[Data about app and page elements]
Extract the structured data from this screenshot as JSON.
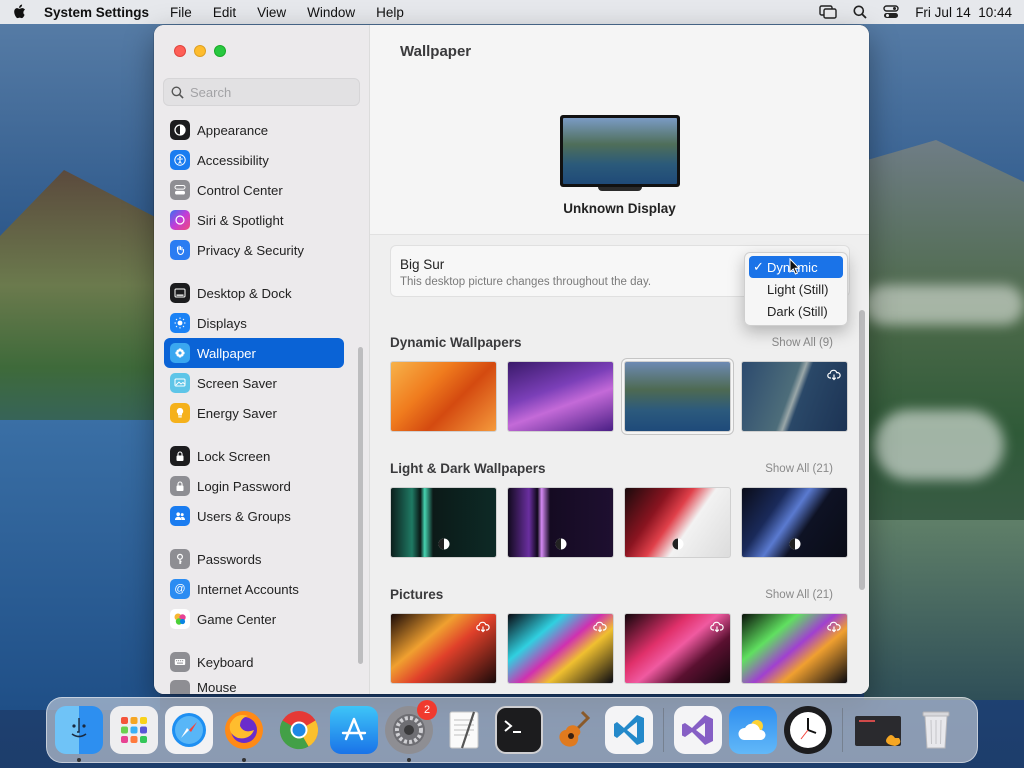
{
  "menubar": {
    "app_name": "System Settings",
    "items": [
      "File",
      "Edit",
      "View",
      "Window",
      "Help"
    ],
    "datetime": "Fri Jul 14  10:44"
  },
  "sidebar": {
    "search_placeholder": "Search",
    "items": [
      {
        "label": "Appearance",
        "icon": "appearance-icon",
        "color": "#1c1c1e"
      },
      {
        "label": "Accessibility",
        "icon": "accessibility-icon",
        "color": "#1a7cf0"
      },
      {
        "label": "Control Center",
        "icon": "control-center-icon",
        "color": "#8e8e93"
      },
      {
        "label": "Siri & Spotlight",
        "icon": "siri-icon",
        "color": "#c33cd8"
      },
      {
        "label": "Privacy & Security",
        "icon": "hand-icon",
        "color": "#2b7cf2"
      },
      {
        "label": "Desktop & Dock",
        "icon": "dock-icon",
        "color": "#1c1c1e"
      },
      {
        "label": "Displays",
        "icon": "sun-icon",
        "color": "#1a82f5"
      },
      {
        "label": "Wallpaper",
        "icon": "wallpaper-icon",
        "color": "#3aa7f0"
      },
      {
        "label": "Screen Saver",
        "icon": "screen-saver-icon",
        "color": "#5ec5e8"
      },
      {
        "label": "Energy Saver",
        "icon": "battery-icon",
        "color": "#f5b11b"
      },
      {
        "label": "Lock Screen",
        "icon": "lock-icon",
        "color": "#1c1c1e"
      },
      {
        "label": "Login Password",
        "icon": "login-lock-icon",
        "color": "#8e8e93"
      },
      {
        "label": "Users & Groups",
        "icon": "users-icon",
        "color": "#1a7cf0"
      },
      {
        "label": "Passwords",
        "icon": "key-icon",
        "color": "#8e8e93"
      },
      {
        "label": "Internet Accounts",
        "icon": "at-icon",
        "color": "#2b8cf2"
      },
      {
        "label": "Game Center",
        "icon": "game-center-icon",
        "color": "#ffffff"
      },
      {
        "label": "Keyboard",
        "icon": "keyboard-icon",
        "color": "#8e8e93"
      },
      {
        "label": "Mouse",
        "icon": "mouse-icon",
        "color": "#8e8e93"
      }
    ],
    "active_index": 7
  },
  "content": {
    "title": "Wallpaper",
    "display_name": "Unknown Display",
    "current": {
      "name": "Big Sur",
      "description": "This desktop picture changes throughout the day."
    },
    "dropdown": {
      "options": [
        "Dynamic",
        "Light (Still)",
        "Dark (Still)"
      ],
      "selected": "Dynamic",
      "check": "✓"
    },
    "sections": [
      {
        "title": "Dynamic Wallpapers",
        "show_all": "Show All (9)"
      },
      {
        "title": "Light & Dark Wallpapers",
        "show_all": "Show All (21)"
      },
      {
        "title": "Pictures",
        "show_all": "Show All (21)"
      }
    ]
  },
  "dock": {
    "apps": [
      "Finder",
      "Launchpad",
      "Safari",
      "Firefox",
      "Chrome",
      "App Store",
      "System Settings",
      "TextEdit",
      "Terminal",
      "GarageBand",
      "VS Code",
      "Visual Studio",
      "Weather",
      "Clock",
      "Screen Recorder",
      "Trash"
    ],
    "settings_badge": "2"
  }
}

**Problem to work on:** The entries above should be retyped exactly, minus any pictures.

**Exercise solution:**
Extract the structured data from this screenshot as JSON.
{
  "menubar": {
    "app_name": "System Settings",
    "items": [
      "File",
      "Edit",
      "View",
      "Window",
      "Help"
    ],
    "datetime": "Fri Jul 14  10:44"
  },
  "sidebar": {
    "search_placeholder": "Search",
    "items": [
      {
        "label": "Appearance",
        "icon": "appearance-icon",
        "color": "#1c1c1e"
      },
      {
        "label": "Accessibility",
        "icon": "accessibility-icon",
        "color": "#1a7cf0"
      },
      {
        "label": "Control Center",
        "icon": "control-center-icon",
        "color": "#8e8e93"
      },
      {
        "label": "Siri & Spotlight",
        "icon": "siri-icon",
        "color": "#c33cd8"
      },
      {
        "label": "Privacy & Security",
        "icon": "hand-icon",
        "color": "#2b7cf2"
      },
      {
        "label": "Desktop & Dock",
        "icon": "dock-icon",
        "color": "#1c1c1e"
      },
      {
        "label": "Displays",
        "icon": "sun-icon",
        "color": "#1a82f5"
      },
      {
        "label": "Wallpaper",
        "icon": "wallpaper-icon",
        "color": "#3aa7f0"
      },
      {
        "label": "Screen Saver",
        "icon": "screen-saver-icon",
        "color": "#5ec5e8"
      },
      {
        "label": "Energy Saver",
        "icon": "battery-icon",
        "color": "#f5b11b"
      },
      {
        "label": "Lock Screen",
        "icon": "lock-icon",
        "color": "#1c1c1e"
      },
      {
        "label": "Login Password",
        "icon": "login-lock-icon",
        "color": "#8e8e93"
      },
      {
        "label": "Users & Groups",
        "icon": "users-icon",
        "color": "#1a7cf0"
      },
      {
        "label": "Passwords",
        "icon": "key-icon",
        "color": "#8e8e93"
      },
      {
        "label": "Internet Accounts",
        "icon": "at-icon",
        "color": "#2b8cf2"
      },
      {
        "label": "Game Center",
        "icon": "game-center-icon",
        "color": "#ffffff"
      },
      {
        "label": "Keyboard",
        "icon": "keyboard-icon",
        "color": "#8e8e93"
      },
      {
        "label": "Mouse",
        "icon": "mouse-icon",
        "color": "#8e8e93"
      }
    ],
    "active_index": 7
  },
  "content": {
    "title": "Wallpaper",
    "display_name": "Unknown Display",
    "current": {
      "name": "Big Sur",
      "description": "This desktop picture changes throughout the day."
    },
    "dropdown": {
      "options": [
        "Dynamic",
        "Light (Still)",
        "Dark (Still)"
      ],
      "selected": "Dynamic",
      "check": "✓"
    },
    "sections": [
      {
        "title": "Dynamic Wallpapers",
        "show_all": "Show All (9)"
      },
      {
        "title": "Light & Dark Wallpapers",
        "show_all": "Show All (21)"
      },
      {
        "title": "Pictures",
        "show_all": "Show All (21)"
      }
    ]
  },
  "dock": {
    "apps": [
      "Finder",
      "Launchpad",
      "Safari",
      "Firefox",
      "Chrome",
      "App Store",
      "System Settings",
      "TextEdit",
      "Terminal",
      "GarageBand",
      "VS Code",
      "Visual Studio",
      "Weather",
      "Clock",
      "Screen Recorder",
      "Trash"
    ],
    "settings_badge": "2"
  }
}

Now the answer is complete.